1996-2000 Postdoctoral work at the University of Marburg, Germany.
2000-2002 Senior Investigator at the European Institute of Oncology, Milan, Italy.
2003 ICREA Research Professor and Group Leader at the Centre de Regulació Genòmica(CRG), Barcelona, Spain.
Understanding the genetic basis of cancers has been a topic of intense research, and hundreds of gene mutations have been identified that can cause carcinogenesis. However, in the past few years, increasing evidence has suggested that mutations are not the only genetic changes that lead to cancer. Indeed, perturbations of chromatin structure and of other epigenetic mechanisms can cause inappropriate gene expression and genomic instability, resulting in cellular transformation and malignant outgrowth.
Our research investigation is focused on understanding the role of several protein complexes that are involved in chromatin dynamics and metabolism, which when altered could participate in the establishment and maintenance of the aberrant silencing of tumor suppressor genes during transformation.
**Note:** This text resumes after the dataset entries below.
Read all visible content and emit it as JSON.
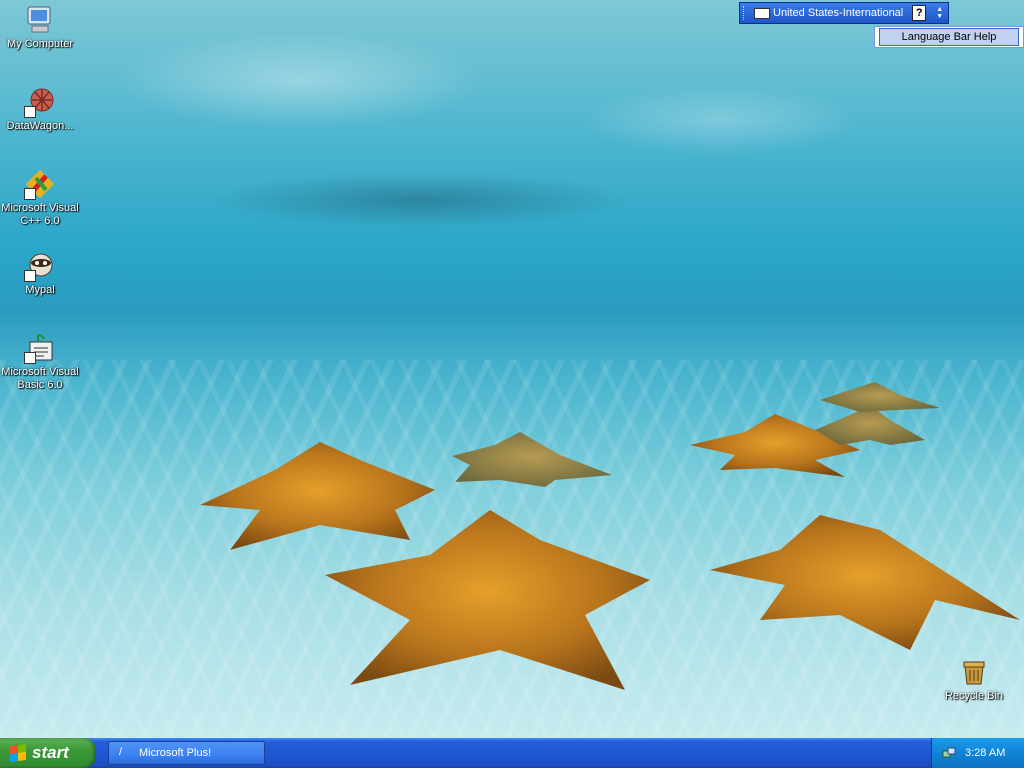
{
  "desktop": {
    "icons": [
      {
        "label": "My Computer",
        "icon": "my-computer-icon"
      },
      {
        "label": "DataWagon...",
        "icon": "datawagon-icon"
      },
      {
        "label": "Microsoft Visual C++ 6.0",
        "icon": "visual-cpp-icon"
      },
      {
        "label": "Mypal",
        "icon": "mypal-icon"
      },
      {
        "label": "Microsoft Visual Basic 6.0",
        "icon": "visual-basic-icon"
      },
      {
        "label": "Recycle Bin",
        "icon": "recycle-bin-icon"
      }
    ]
  },
  "language_bar": {
    "language": "United States-International",
    "help_glyph": "?",
    "menu_item": "Language Bar Help"
  },
  "taskbar": {
    "start_label": "start",
    "task_label": "Microsoft Plus!",
    "clock": "3:28 AM"
  }
}
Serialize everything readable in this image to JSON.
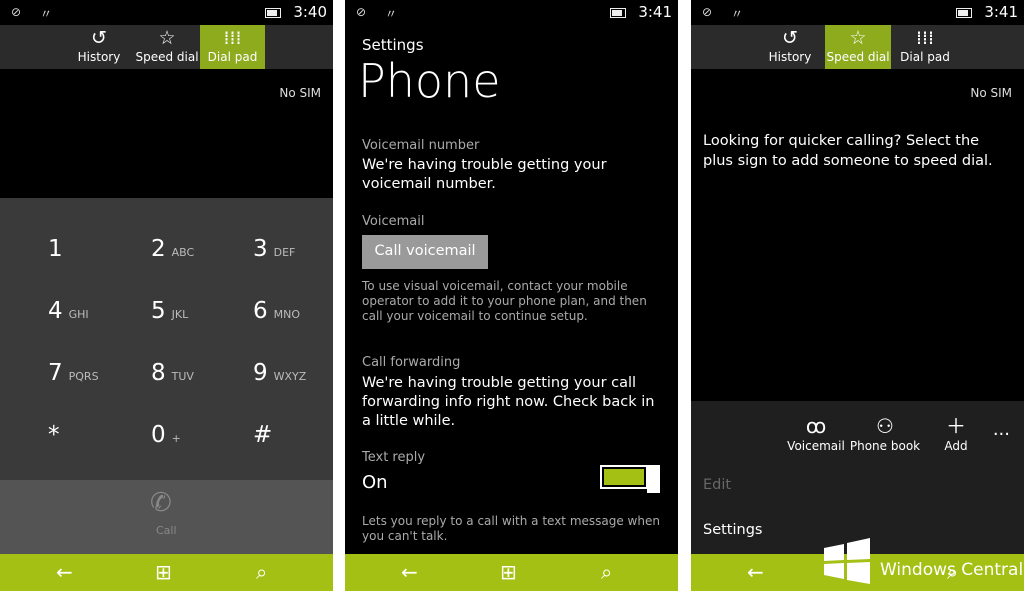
{
  "screen1": {
    "time": "3:40",
    "pivots": [
      {
        "label": "History",
        "icon": "history-icon"
      },
      {
        "label": "Speed dial",
        "icon": "star-icon"
      },
      {
        "label": "Dial pad",
        "icon": "dialpad-icon",
        "active": true
      }
    ],
    "no_sim": "No SIM",
    "keys": [
      {
        "digit": "1",
        "letters": ""
      },
      {
        "digit": "2",
        "letters": "ABC"
      },
      {
        "digit": "3",
        "letters": "DEF"
      },
      {
        "digit": "4",
        "letters": "GHI"
      },
      {
        "digit": "5",
        "letters": "JKL"
      },
      {
        "digit": "6",
        "letters": "MNO"
      },
      {
        "digit": "7",
        "letters": "PQRS"
      },
      {
        "digit": "8",
        "letters": "TUV"
      },
      {
        "digit": "9",
        "letters": "WXYZ"
      },
      {
        "digit": "*",
        "letters": ""
      },
      {
        "digit": "0",
        "letters": "+"
      },
      {
        "digit": "#",
        "letters": ""
      }
    ],
    "call_label": "Call"
  },
  "screen2": {
    "time": "3:41",
    "settings_title": "Settings",
    "page_title": "Phone",
    "voicemail_number_label": "Voicemail number",
    "voicemail_number_text": "We're having trouble getting your voicemail number.",
    "voicemail_label": "Voicemail",
    "call_voicemail_button": "Call voicemail",
    "visual_voicemail_note": "To use visual voicemail, contact your mobile operator to add it to your phone plan, and then call your voicemail to continue setup.",
    "call_forwarding_label": "Call forwarding",
    "call_forwarding_text": "We're having trouble getting your call forwarding info right now. Check back in a little while.",
    "text_reply_label": "Text reply",
    "text_reply_state": "On",
    "text_reply_note": "Lets you reply to a call with a text message when you can't talk."
  },
  "screen3": {
    "time": "3:41",
    "pivots": [
      {
        "label": "History",
        "icon": "history-icon"
      },
      {
        "label": "Speed dial",
        "icon": "star-icon",
        "active": true
      },
      {
        "label": "Dial pad",
        "icon": "dialpad-icon"
      }
    ],
    "no_sim": "No SIM",
    "message": "Looking for quicker calling? Select the plus sign to add someone to speed dial.",
    "appbar": [
      {
        "label": "Voicemail",
        "icon": "voicemail-icon"
      },
      {
        "label": "Phone book",
        "icon": "contacts-icon"
      },
      {
        "label": "Add",
        "icon": "plus-icon"
      }
    ],
    "more": "...",
    "menu_edit": "Edit",
    "menu_settings": "Settings"
  },
  "watermark": "Windows Central",
  "colors": {
    "accent": "#a4c014",
    "active_pivot": "#8dab1d",
    "dialpad_bg": "#3a3a3a"
  }
}
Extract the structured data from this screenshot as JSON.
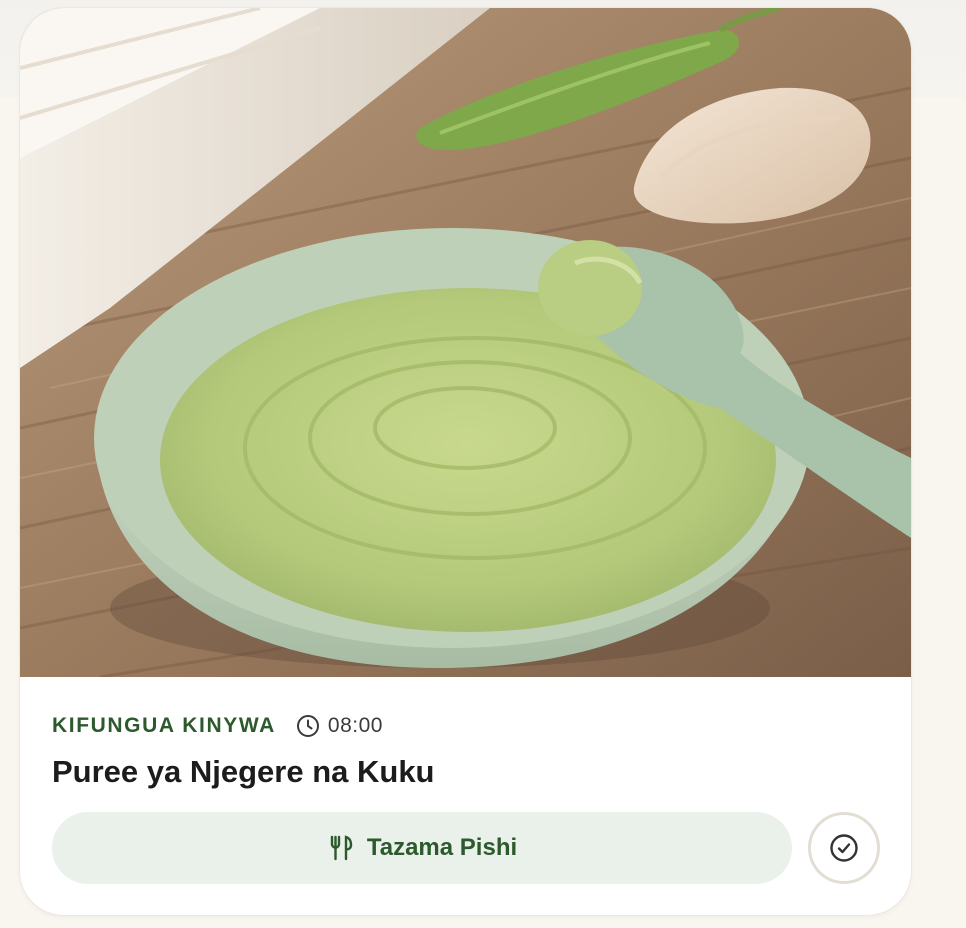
{
  "meal_card": {
    "image": {
      "subject": "bowl-of-green-puree-with-spoon",
      "icon": "food-photo"
    },
    "category": "KIFUNGUA KINYWA",
    "time": "08:00",
    "title": "Puree ya Njegere na Kuku",
    "view_recipe_label": "Tazama Pishi",
    "icons": {
      "time": "clock-icon",
      "recipe": "fork-knife-icon",
      "done": "check-circle-icon"
    }
  },
  "colors": {
    "accent": "#2d5a2c",
    "button_bg": "#eaf0ea",
    "page_bg": "#f9f6f0",
    "card_bg": "#ffffff",
    "done_border": "#e3ded3"
  }
}
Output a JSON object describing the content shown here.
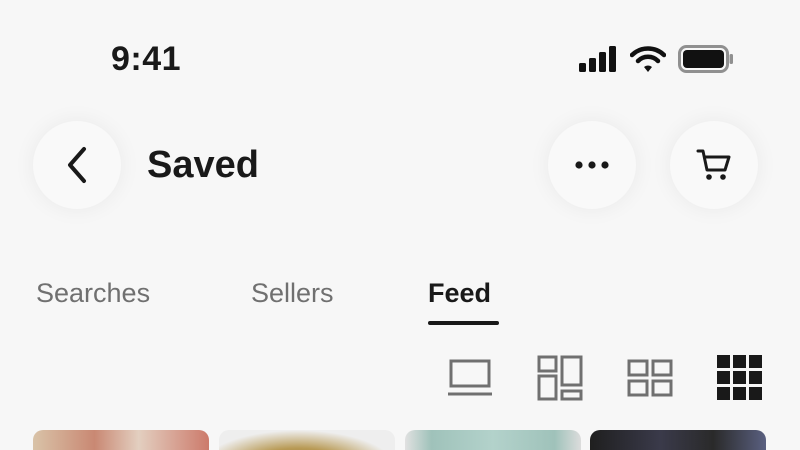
{
  "status_bar": {
    "time": "9:41",
    "icons": [
      "cellular-signal-icon",
      "wifi-icon",
      "battery-icon"
    ]
  },
  "header": {
    "title": "Saved",
    "back_icon": "chevron-left-icon",
    "more_icon": "more-horizontal-icon",
    "cart_icon": "cart-icon"
  },
  "tabs": [
    {
      "label": "Searches",
      "selected": false
    },
    {
      "label": "Sellers",
      "selected": false
    },
    {
      "label": "Feed",
      "selected": true
    }
  ],
  "view_options": [
    {
      "icon": "list-view-icon",
      "selected": false
    },
    {
      "icon": "masonry-view-icon",
      "selected": false
    },
    {
      "icon": "grid-2-view-icon",
      "selected": false
    },
    {
      "icon": "grid-3-view-icon",
      "selected": true
    }
  ],
  "colors": {
    "background": "#f7f7f7",
    "text_primary": "#191919",
    "text_secondary": "#707070",
    "icon_inactive": "#707070"
  }
}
Our results suggested that the Nucleosome Remodelling and Deacetylase complex (NuRD), Polycomb group of proteins (PcG) and the histone variant macroH2A are - with different timing and kinetics - involved in setting up an altered chromatin structure with aberrant gene silencing in acute promyelocytic leukemia (APL). We believe that the results of our research will lead to the identification of new biological tools with a potential impact on cancer therapeutic intervention.
A FPI PhD fellowship sponsored by the MINECO is available in the laboratory of “Epigenetic Events in Cancer” directed by Dr. Luciano Di Croce.
Application deadline is 26th of September 2014.
Instructions and more information about the submission process are available at the MINECO website.